Some of you might say, “Well, Mary, then study some languages! You’re young.”
You are very generous, but I am no longer officially young. I’m 41, and if a woman is not a polyglot by my age, she’s probably not going to be one. Yes, I could still learn Arabic before I die — and I would love to, and German, and Norwegian, the language of my ancestors — but if I were serious about it, I could do nothing else. My life would have to be that of a full-time student for the next who-knows-how-many years and as much as I’d like to travel the world and finally be there, upending my whole life so that I can appreciate the best knock-knock joke in the Sahara seems like a lot of work.
Here’s the thing: I have had the privilege to visit a couple other countries, namely Italy, Croatia, Bosnia-Herzegovina, France, Germany, and England. And in all but that last one, I have found myself sad and suffocated much of the time. I don’t want to have just a few words to communicate with someone. I want to use more than the blunt instruments of “yes” and “no” and “thank you” and “no thank you” when communicating with another a human being and I do not want to force everyone I come into contact with — while I’m in their house — to speak English so that I can get around and feel comfortable. Why should they have to do all the heavy lifting just because I was born in a country that expects them to learn my language, but has never insisted that I learn theirs? On my soil, okay, we can speak English and I would love to, because I want to know everything. But when I’m in your country, I ought to speak your language and though I desperately wish I could, I can’t.
A philosopher said once that “Having a second language is like having a second soul.” I want like, 50 souls, but I only have one. And the one I have knows that language is her life raft. Without it, she drowns. In a foreign country. And she doesn’t know how to ask to use the bathroom. And she can’t read the poetry. And she can’t go see stand-up. And she can’t tell the difference between a sad love song and a song about someone who died.
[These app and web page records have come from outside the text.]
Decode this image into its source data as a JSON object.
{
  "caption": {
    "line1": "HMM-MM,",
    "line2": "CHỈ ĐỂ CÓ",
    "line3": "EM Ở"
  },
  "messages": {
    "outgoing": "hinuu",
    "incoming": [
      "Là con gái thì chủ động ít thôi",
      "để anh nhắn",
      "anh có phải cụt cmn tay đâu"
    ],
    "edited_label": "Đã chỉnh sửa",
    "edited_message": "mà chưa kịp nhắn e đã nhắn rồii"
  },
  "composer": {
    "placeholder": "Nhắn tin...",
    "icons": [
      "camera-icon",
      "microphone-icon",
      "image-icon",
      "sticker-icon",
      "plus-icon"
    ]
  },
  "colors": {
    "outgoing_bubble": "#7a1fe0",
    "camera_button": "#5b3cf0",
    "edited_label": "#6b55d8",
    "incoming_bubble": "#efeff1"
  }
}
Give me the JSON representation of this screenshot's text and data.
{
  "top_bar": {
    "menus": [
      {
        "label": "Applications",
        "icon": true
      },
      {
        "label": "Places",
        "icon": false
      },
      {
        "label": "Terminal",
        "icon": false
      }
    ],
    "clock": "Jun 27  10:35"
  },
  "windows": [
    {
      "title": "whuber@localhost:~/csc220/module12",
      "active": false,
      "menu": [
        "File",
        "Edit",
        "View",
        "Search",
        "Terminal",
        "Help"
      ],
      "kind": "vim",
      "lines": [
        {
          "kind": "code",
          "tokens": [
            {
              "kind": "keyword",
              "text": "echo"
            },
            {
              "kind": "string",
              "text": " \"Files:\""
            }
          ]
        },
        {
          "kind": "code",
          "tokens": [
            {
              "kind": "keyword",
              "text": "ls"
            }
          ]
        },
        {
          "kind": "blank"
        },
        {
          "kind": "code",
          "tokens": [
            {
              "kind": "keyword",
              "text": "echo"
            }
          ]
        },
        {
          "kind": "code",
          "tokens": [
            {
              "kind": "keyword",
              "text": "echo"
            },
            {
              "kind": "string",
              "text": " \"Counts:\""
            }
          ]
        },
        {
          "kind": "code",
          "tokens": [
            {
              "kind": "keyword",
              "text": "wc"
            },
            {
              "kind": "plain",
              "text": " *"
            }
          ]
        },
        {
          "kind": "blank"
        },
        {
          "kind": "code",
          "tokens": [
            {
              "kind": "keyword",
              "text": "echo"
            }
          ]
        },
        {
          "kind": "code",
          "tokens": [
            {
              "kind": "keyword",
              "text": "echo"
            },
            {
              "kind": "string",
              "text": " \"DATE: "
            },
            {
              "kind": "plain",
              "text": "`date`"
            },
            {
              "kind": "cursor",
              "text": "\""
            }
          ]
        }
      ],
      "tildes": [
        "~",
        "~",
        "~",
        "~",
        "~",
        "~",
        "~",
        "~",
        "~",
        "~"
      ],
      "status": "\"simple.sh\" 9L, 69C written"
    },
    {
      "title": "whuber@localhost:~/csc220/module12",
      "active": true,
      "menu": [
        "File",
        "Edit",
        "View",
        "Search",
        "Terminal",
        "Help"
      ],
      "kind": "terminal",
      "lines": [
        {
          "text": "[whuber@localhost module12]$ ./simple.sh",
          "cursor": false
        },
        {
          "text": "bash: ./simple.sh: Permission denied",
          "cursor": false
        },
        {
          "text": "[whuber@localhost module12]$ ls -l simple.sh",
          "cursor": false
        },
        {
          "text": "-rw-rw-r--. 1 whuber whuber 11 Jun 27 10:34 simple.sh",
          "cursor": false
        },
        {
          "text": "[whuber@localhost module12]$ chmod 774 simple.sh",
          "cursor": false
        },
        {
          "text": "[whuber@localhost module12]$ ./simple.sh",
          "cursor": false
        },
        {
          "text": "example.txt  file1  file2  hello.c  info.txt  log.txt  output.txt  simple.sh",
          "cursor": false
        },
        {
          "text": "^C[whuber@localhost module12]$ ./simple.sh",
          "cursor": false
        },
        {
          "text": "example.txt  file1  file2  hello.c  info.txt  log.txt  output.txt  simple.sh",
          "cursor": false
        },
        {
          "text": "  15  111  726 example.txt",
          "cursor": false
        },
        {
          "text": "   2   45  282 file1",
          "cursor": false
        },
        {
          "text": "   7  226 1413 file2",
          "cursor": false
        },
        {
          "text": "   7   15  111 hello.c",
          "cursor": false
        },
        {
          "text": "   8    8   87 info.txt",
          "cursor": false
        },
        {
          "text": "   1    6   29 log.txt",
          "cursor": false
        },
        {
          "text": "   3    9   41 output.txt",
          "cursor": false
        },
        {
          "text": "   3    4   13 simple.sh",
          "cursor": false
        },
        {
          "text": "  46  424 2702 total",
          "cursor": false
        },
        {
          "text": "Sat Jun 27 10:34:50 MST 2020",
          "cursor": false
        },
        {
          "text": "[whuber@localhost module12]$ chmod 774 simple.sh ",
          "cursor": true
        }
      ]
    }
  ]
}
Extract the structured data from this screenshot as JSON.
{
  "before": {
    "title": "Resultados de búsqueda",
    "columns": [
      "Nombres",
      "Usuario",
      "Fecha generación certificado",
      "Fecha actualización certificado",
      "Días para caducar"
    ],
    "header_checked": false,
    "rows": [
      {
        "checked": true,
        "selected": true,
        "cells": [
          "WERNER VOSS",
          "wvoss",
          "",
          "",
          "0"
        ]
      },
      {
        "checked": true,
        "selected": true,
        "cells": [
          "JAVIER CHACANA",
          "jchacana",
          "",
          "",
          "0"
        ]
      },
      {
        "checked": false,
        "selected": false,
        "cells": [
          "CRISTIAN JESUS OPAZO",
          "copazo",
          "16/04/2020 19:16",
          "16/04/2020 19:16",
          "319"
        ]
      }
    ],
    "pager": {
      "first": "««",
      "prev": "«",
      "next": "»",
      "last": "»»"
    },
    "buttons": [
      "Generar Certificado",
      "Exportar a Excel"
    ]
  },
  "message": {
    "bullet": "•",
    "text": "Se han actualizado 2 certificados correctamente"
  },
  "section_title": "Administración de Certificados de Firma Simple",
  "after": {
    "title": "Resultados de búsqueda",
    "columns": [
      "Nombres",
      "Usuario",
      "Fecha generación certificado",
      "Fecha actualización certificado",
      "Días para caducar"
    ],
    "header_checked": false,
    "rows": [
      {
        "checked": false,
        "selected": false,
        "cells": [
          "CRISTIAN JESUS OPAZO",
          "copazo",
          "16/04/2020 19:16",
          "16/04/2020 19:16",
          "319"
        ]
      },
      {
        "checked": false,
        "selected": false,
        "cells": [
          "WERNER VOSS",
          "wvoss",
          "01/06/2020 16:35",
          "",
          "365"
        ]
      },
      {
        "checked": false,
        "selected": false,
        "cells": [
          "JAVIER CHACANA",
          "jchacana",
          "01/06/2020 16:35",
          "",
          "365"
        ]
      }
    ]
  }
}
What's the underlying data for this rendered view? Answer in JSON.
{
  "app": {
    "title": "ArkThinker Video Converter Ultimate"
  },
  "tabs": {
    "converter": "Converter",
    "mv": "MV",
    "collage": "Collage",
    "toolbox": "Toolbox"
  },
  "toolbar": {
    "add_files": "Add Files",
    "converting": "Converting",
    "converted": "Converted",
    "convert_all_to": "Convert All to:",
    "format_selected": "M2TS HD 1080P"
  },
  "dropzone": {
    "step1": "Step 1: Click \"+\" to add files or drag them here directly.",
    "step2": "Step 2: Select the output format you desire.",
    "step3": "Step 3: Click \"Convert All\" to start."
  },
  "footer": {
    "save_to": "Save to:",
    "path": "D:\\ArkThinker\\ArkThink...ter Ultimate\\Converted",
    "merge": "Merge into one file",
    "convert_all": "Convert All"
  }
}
And she orders fermented mung bean soup when she thought she was ordering delicious cake. She knows she is supposed think all of this is mind-expanding, but she doesn’t think that. She thinks it sucks.
She’d give anything to read the plaques on the old city’s walls and marvel at the history of the country. She’d give anything to read a book written in the country’s mother tongue and understand something deep and fundamental about the place. She wants to exchange pleasantries with the kid at the bakery where she gets the bread every day and she wants to ask if there is coconut in the custard because she’s allergic, and she wants to understand that this pastry has coconut but that one doesn’t, and she want to be able to buy several of the second kind, thank you very much, and she wants to use exact change at the till.
She wants to not just understand the jokes; she wants to tell them. She wants to be in a foreign country where everything is different and she has the words to figure it out.
Enter England, stage right.